SOUTH BEND, Ind. — The grass isn’t always greener somewhere else.
For Chicago’s Houston Griffith, it took 18 days in the transfer portal in January to realize that before the talented safety ultimately opted to return for his senior season at Notre Dame. Three weeks into spring practice, that turn of events seems to be playing out to the benefit of both him and the program.
“I felt like two things needed to happen for Houston: opportunity and then making the best of the opportunity,” Irish coach Brian Kelly said. “What is making the best? What does that equal? I think a lot of that has been just an awareness of the situation that he’s in and using what I think is outstanding athletic ability and applying it to the particular situation.”
Griffith, whose father, Howard, starred at Illinois and won two Super Bowl rings during an eight-year NFL career as a fullback, has underachieved so far in his college career. A four-star recruit out of IMG Academy in Bradenton, Florida, the former Mount Carmel standout made just two starts last season while mostly sitting behind sixth-year player Shaun Crawford.
After losing ground to fellow reserve DJ Brown down the stretch in 2020, Griffith was ready to explore other opportunities. He put his name in the transfer portal Jan. 4, shortly after the Irish fell to Alabama in the College Football Playoff semifinal.
Four days later, the Irish won a high-profile battle with LSU for former Cincinnati defensive coordinator Marcus Freeman. That timing proved pivotal.
Over the next two weeks, Freeman joined Kelly in a series of phone discussions with Griffith. The re-recruitment went better than anyone could have expected, frustration gradually giving way to possibility, both on and off the field.
The chance to complete work toward his Notre Dame degree loomed large. So did hearing the energy from a new voice in the mix — Freeman’s — after three years of failing to launch in Clark Lea’s defense.
Pass-defense coordinator Terry Joseph, who coached Notre Dame’s safeties, also moved on after the season. So it truly seemed to be a clean slate for the 6-foot, 204-pounder who decommitted from Florida State to enroll early at Notre Dame in 2018.
“I’ve never been afraid of competition,” Griffith said. “Having that conversation with coach Freeman and coach Kelly, just knowing that I got a home and it’s something they really want — me to come here and just compete — I couldn’t turn that down.”
Kelly and Freeman made it clear throughout those talks in January: The responsibility to make this reboot work ran in both directions.
“Houston and I had a conversation,” Kelly said. “There were no promises. We didn’t promise him a starting position. All we said was that we believe this is the right place for you and we want you to be here.”

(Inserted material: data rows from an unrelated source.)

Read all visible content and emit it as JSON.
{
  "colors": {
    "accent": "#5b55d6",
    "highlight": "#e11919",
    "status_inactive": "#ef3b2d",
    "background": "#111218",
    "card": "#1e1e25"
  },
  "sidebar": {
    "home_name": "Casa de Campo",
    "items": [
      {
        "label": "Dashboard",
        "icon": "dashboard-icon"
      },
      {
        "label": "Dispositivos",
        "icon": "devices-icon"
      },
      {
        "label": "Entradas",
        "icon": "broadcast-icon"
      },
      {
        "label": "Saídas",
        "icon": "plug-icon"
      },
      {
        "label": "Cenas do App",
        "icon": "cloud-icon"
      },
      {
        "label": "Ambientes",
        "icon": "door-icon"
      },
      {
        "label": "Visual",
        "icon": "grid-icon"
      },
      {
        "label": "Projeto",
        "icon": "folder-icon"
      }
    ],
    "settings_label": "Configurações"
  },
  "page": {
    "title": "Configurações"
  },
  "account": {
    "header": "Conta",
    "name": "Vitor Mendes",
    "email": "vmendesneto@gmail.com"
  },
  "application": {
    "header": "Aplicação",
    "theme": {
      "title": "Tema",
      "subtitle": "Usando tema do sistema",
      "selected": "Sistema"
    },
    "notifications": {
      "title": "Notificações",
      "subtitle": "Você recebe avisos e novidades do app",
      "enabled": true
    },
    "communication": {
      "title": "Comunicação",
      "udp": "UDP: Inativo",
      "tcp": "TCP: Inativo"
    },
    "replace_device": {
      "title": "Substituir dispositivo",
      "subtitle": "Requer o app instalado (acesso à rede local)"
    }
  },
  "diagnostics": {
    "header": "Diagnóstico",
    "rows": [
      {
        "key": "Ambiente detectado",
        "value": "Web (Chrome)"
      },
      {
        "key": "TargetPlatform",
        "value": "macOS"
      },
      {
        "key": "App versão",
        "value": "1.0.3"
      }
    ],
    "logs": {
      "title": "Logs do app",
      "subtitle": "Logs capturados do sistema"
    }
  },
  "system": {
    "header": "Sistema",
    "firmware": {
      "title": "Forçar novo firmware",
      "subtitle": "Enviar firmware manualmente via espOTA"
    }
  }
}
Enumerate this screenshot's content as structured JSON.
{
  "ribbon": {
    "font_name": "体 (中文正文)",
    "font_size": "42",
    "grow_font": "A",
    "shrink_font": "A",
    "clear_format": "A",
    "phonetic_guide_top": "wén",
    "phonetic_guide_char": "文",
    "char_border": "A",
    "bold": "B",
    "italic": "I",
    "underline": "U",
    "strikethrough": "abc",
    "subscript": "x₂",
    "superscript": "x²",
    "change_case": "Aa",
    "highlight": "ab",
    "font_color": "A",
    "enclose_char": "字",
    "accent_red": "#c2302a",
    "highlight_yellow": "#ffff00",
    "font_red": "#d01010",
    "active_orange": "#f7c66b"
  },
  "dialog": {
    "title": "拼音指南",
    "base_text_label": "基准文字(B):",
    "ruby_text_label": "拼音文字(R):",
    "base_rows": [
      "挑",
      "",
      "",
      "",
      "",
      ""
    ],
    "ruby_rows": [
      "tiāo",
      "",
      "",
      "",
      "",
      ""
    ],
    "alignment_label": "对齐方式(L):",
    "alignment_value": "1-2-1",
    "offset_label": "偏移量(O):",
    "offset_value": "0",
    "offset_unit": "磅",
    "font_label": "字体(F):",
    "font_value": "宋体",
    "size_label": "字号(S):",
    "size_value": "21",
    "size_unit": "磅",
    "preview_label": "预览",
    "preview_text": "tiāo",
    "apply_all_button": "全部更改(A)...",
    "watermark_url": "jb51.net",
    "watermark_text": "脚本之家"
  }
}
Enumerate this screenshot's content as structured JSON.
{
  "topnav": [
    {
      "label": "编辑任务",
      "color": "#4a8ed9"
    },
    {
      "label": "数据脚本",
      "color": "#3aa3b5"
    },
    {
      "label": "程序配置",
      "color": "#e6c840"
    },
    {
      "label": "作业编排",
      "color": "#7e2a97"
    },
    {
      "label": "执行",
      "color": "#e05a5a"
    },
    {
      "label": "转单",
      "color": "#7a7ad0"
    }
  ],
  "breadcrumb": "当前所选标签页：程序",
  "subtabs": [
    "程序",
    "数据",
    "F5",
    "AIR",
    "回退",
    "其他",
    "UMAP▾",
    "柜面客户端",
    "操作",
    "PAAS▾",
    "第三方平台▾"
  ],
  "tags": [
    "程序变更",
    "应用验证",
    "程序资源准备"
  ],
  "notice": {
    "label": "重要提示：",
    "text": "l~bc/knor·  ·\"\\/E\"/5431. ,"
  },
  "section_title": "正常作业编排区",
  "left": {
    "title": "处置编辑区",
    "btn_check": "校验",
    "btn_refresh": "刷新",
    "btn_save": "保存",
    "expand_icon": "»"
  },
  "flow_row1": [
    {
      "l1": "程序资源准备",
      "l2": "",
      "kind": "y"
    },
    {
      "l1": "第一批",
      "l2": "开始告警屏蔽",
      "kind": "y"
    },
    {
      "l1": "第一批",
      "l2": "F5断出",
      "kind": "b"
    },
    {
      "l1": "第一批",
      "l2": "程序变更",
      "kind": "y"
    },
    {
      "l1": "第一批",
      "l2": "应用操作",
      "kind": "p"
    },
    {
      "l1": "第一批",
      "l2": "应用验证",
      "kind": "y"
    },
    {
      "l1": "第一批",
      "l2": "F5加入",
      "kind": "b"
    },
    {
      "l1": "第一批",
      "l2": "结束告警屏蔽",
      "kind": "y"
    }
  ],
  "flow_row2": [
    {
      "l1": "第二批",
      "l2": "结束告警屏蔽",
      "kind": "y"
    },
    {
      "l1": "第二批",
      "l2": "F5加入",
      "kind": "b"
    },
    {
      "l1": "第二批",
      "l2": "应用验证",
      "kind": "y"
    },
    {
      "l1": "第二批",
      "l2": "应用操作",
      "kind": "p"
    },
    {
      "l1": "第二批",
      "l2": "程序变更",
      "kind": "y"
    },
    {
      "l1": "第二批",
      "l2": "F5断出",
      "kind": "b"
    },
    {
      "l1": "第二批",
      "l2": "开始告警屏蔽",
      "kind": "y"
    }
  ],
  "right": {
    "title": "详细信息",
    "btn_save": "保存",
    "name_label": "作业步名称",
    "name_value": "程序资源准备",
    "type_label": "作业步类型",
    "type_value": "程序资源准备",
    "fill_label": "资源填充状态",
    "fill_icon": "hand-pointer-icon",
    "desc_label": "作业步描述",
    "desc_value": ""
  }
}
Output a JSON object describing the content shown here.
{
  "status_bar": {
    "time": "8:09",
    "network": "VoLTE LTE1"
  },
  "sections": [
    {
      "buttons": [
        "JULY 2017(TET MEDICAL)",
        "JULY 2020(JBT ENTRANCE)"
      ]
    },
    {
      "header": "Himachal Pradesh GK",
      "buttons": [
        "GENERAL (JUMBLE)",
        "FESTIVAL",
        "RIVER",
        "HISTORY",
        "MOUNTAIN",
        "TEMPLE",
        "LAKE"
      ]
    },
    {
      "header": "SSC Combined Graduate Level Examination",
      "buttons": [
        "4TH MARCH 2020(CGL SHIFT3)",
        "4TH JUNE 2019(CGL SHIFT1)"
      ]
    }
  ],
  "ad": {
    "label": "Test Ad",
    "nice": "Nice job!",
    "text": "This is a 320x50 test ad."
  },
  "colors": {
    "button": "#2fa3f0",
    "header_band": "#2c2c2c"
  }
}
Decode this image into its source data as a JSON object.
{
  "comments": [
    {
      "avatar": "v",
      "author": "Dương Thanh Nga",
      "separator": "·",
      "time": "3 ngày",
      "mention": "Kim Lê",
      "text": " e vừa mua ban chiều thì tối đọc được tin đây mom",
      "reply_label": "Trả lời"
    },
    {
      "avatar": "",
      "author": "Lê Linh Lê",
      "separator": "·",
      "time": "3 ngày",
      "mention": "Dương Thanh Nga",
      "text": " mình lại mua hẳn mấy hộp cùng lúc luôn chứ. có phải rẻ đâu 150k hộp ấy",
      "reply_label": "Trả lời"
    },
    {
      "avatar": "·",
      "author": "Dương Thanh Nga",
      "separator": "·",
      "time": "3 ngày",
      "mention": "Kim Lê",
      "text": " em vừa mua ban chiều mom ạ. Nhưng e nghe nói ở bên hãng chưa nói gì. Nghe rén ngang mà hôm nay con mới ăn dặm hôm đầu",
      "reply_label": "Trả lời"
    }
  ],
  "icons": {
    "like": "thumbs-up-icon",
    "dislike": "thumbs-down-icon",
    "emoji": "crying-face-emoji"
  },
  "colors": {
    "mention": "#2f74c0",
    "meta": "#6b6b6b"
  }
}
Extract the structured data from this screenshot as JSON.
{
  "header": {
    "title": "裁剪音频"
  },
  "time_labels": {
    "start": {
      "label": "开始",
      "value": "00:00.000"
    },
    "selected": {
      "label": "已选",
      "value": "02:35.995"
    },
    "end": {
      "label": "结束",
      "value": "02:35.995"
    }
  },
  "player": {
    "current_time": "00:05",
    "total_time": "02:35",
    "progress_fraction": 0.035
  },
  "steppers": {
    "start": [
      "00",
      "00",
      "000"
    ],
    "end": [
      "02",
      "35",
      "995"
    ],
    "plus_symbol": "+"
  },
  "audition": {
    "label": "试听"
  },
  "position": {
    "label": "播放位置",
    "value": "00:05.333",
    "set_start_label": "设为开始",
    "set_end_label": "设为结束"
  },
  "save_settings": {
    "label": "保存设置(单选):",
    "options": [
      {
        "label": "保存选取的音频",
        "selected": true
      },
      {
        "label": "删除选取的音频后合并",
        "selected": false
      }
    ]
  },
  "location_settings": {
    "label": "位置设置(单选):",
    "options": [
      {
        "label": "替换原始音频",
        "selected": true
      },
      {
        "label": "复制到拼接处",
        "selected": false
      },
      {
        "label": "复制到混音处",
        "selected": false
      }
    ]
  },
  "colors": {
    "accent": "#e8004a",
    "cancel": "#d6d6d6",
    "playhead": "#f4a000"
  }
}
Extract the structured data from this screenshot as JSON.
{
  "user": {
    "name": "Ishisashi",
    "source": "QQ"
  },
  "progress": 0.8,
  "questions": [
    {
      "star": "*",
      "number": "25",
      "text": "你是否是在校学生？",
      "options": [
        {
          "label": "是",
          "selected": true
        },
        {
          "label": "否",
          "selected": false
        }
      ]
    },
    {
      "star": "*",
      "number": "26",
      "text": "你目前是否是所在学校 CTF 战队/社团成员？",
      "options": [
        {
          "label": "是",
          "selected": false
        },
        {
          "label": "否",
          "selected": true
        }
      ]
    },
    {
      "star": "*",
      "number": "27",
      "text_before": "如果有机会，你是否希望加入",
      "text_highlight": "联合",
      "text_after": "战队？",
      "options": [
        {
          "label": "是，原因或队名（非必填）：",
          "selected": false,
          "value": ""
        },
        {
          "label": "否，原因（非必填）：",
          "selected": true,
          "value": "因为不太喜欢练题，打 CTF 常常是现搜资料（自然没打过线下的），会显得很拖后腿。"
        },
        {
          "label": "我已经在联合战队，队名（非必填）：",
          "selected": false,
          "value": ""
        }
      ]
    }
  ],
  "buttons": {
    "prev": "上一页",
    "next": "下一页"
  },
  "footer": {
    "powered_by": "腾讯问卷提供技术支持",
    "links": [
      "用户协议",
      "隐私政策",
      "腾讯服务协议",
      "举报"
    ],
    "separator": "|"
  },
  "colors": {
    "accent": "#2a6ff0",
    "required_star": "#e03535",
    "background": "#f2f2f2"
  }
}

In the end, that was enough to lure Griffith back to familiar turf and a newfound leadership role.
“Myself and Marcus talked to him on the phone and said, ‘We want you to be part of what we’re doing here in 2021,’ ” Kelly said. “Both of us [were] really clear that he’s part of our plans. Then [it was] him making the decision, ‘OK, if they want me and I’m part of the plans, then I’m staying at Notre Dame.’ That’s kind of how that went down.”
Both Kelly and Griffith used the term “football IQ” several times in assessing the player’s improvement this spring. No longer, Kelly said, is Griffith “using a hammer when he needed to use a screwdriver.”
All that extra film study with Freeman and new safeties coach Chris O’Leary is paying early dividends. Griffith’s devotion has carried over to the classroom, as well.
“This offseason, I’ve really challenged myself as a football player and academically to really become a student of the game and to finish up my degree,” Griffith said. “Right now my main focus is just being present where my feet are.”
The grass beneath them is greener than ever.